● **To do**: Everything in the records should be repeated exactly, down to the last character.
─── Available data
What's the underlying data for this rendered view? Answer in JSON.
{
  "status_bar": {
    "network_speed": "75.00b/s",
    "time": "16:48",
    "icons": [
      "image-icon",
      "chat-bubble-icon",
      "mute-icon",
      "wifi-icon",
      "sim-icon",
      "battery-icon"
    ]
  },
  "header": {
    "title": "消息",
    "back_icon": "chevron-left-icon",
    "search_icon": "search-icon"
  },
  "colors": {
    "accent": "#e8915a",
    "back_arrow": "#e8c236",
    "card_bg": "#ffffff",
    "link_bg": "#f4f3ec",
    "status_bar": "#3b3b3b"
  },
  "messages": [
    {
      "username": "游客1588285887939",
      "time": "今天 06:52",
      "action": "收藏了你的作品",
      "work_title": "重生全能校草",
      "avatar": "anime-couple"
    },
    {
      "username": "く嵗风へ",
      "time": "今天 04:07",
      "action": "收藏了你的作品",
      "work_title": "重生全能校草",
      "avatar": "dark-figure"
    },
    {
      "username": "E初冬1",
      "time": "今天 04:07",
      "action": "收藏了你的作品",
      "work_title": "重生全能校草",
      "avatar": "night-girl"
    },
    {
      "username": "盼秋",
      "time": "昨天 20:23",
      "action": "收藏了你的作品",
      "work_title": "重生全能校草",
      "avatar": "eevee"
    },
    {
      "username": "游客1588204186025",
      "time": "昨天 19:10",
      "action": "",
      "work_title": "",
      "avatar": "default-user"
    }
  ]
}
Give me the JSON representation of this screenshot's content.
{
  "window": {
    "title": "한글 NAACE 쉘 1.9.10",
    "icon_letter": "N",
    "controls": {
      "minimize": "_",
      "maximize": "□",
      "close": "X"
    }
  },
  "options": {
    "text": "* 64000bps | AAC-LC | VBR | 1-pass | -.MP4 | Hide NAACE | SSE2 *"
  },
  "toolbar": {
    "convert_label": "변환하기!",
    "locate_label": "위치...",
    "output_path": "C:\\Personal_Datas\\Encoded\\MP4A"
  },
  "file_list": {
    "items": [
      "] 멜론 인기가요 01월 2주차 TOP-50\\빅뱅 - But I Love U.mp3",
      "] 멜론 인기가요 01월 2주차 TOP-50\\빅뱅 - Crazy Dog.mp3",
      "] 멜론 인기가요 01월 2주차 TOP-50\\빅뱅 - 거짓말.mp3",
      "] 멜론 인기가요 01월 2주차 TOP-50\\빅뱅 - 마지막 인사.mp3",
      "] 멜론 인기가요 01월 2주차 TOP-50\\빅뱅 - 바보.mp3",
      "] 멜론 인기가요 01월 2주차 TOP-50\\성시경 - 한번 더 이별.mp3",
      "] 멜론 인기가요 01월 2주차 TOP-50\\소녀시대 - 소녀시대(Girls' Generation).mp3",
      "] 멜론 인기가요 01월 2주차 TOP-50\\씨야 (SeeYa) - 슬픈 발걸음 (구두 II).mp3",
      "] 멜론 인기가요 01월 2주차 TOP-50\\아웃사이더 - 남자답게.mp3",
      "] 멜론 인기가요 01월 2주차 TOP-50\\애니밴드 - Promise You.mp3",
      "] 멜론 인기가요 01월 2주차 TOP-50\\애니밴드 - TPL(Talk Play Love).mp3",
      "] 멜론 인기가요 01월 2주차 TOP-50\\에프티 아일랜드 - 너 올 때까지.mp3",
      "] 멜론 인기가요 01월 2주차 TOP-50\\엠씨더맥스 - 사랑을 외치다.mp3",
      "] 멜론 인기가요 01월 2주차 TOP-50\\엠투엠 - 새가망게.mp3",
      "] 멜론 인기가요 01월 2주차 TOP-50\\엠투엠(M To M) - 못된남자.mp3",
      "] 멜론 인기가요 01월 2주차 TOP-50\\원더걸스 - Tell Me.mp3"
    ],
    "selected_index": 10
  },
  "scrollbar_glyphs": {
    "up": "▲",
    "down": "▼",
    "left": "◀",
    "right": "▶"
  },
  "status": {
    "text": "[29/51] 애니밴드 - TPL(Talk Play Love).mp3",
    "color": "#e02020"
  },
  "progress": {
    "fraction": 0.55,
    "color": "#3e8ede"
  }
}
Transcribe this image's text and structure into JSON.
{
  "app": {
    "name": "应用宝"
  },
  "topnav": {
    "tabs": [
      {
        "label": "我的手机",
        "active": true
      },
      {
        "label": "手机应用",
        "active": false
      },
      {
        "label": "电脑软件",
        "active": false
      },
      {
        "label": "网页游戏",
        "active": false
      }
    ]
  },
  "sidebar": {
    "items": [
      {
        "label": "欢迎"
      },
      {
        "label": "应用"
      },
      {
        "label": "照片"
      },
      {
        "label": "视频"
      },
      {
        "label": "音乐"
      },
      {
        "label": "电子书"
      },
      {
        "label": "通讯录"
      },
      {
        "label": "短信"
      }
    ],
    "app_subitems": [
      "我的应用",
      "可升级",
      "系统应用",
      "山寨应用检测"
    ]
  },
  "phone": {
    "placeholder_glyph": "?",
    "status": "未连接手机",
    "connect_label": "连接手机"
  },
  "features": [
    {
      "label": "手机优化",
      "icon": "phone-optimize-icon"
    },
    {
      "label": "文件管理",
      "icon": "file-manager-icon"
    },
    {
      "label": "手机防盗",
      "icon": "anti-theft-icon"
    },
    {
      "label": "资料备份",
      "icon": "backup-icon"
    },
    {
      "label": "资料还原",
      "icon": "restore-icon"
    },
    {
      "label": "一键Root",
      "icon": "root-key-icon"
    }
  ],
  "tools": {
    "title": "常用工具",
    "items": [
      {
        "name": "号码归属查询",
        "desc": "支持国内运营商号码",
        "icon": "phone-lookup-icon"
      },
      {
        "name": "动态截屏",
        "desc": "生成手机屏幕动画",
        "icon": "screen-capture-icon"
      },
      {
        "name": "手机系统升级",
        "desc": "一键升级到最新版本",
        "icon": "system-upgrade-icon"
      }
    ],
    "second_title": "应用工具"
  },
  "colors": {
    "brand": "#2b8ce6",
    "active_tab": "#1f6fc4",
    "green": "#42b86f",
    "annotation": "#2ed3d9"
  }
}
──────
● **Output for this exercise**:
What's the underlying data for this rendered view? Answer in JSON.
{
  "status_bar": {
    "network_speed": "75.00b/s",
    "time": "16:48",
    "icons": [
      "image-icon",
      "chat-bubble-icon",
      "mute-icon",
      "wifi-icon",
      "sim-icon",
      "battery-icon"
    ]
  },
  "header": {
    "title": "消息",
    "back_icon": "chevron-left-icon",
    "search_icon": "search-icon"
  },
  "colors": {
    "accent": "#e8915a",
    "back_arrow": "#e8c236",
    "card_bg": "#ffffff",
    "link_bg": "#f4f3ec",
    "status_bar": "#3b3b3b"
  },
  "messages": [
    {
      "username": "游客1588285887939",
      "time": "今天 06:52",
      "action": "收藏了你的作品",
      "work_title": "重生全能校草",
      "avatar": "anime-couple"
    },
    {
      "username": "く嵗风へ",
      "time": "今天 04:07",
      "action": "收藏了你的作品",
      "work_title": "重生全能校草",
      "avatar": "dark-figure"
    },
    {
      "username": "E初冬1",
      "time": "今天 04:07",
      "action": "收藏了你的作品",
      "work_title": "重生全能校草",
      "avatar": "night-girl"
    },
    {
      "username": "盼秋",
      "time": "昨天 20:23",
      "action": "收藏了你的作品",
      "work_title": "重生全能校草",
      "avatar": "eevee"
    },
    {
      "username": "游客1588204186025",
      "time": "昨天 19:10",
      "action": "",
      "work_title": "",
      "avatar": "default-user"
    }
  ]
}
Give me the JSON representation of this screenshot's content.
{
  "window": {
    "title": "한글 NAACE 쉘 1.9.10",
    "icon_letter": "N",
    "controls": {
      "minimize": "_",
      "maximize": "□",
      "close": "X"
    }
  },
  "options": {
    "text": "* 64000bps | AAC-LC | VBR | 1-pass | -.MP4 | Hide NAACE | SSE2 *"
  },
  "toolbar": {
    "convert_label": "변환하기!",
    "locate_label": "위치...",
    "output_path": "C:\\Personal_Datas\\Encoded\\MP4A"
  },
  "file_list": {
    "items": [
      "] 멜론 인기가요 01월 2주차 TOP-50\\빅뱅 - But I Love U.mp3",
      "] 멜론 인기가요 01월 2주차 TOP-50\\빅뱅 - Crazy Dog.mp3",
      "] 멜론 인기가요 01월 2주차 TOP-50\\빅뱅 - 거짓말.mp3",
      "] 멜론 인기가요 01월 2주차 TOP-50\\빅뱅 - 마지막 인사.mp3",
      "] 멜론 인기가요 01월 2주차 TOP-50\\빅뱅 - 바보.mp3",
      "] 멜론 인기가요 01월 2주차 TOP-50\\성시경 - 한번 더 이별.mp3",
      "] 멜론 인기가요 01월 2주차 TOP-50\\소녀시대 - 소녀시대(Girls' Generation).mp3",
      "] 멜론 인기가요 01월 2주차 TOP-50\\씨야 (SeeYa) - 슬픈 발걸음 (구두 II).mp3",
      "] 멜론 인기가요 01월 2주차 TOP-50\\아웃사이더 - 남자답게.mp3",
      "] 멜론 인기가요 01월 2주차 TOP-50\\애니밴드 - Promise You.mp3",
      "] 멜론 인기가요 01월 2주차 TOP-50\\애니밴드 - TPL(Talk Play Love).mp3",
      "] 멜론 인기가요 01월 2주차 TOP-50\\에프티 아일랜드 - 너 올 때까지.mp3",
      "] 멜론 인기가요 01월 2주차 TOP-50\\엠씨더맥스 - 사랑을 외치다.mp3",
      "] 멜론 인기가요 01월 2주차 TOP-50\\엠투엠 - 새가망게.mp3",
      "] 멜론 인기가요 01월 2주차 TOP-50\\엠투엠(M To M) - 못된남자.mp3",
      "] 멜론 인기가요 01월 2주차 TOP-50\\원더걸스 - Tell Me.mp3"
    ],
    "selected_index": 10
  },
  "scrollbar_glyphs": {
    "up": "▲",
    "down": "▼",
    "left": "◀",
    "right": "▶"
  },
  "status": {
    "text": "[29/51] 애니밴드 - TPL(Talk Play Love).mp3",
    "color": "#e02020"
  },
  "progress": {
    "fraction": 0.55,
    "color": "#3e8ede"
  }
}
Transcribe this image's text and structure into JSON.
{
  "app": {
    "name": "应用宝"
  },
  "topnav": {
    "tabs": [
      {
        "label": "我的手机",
        "active": true
      },
      {
        "label": "手机应用",
        "active": false
      },
      {
        "label": "电脑软件",
        "active": false
      },
      {
        "label": "网页游戏",
        "active": false
      }
    ]
  },
  "sidebar": {
    "items": [
      {
        "label": "欢迎"
      },
      {
        "label": "应用"
      },
      {
        "label": "照片"
      },
      {
        "label": "视频"
      },
      {
        "label": "音乐"
      },
      {
        "label": "电子书"
      },
      {
        "label": "通讯录"
      },
      {
        "label": "短信"
      }
    ],
    "app_subitems": [
      "我的应用",
      "可升级",
      "系统应用",
      "山寨应用检测"
    ]
  },
  "phone": {
    "placeholder_glyph": "?",
    "status": "未连接手机",
    "connect_label": "连接手机"
  },
  "features": [
    {
      "label": "手机优化",
      "icon": "phone-optimize-icon"
    },
    {
      "label": "文件管理",
      "icon": "file-manager-icon"
    },
    {
      "label": "手机防盗",
      "icon": "anti-theft-icon"
    },
    {
      "label": "资料备份",
      "icon": "backup-icon"
    },
    {
      "label": "资料还原",
      "icon": "restore-icon"
    },
    {
      "label": "一键Root",
      "icon": "root-key-icon"
    }
  ],
  "tools": {
    "title": "常用工具",
    "items": [
      {
        "name": "号码归属查询",
        "desc": "支持国内运营商号码",
        "icon": "phone-lookup-icon"
      },
      {
        "name": "动态截屏",
        "desc": "生成手机屏幕动画",
        "icon": "screen-capture-icon"
      },
      {
        "name": "手机系统升级",
        "desc": "一键升级到最新版本",
        "icon": "system-upgrade-icon"
      }
    ],
    "second_title": "应用工具"
  },
  "colors": {
    "brand": "#2b8ce6",
    "active_tab": "#1f6fc4",
    "green": "#42b86f",
    "annotation": "#2ed3d9"
  }
}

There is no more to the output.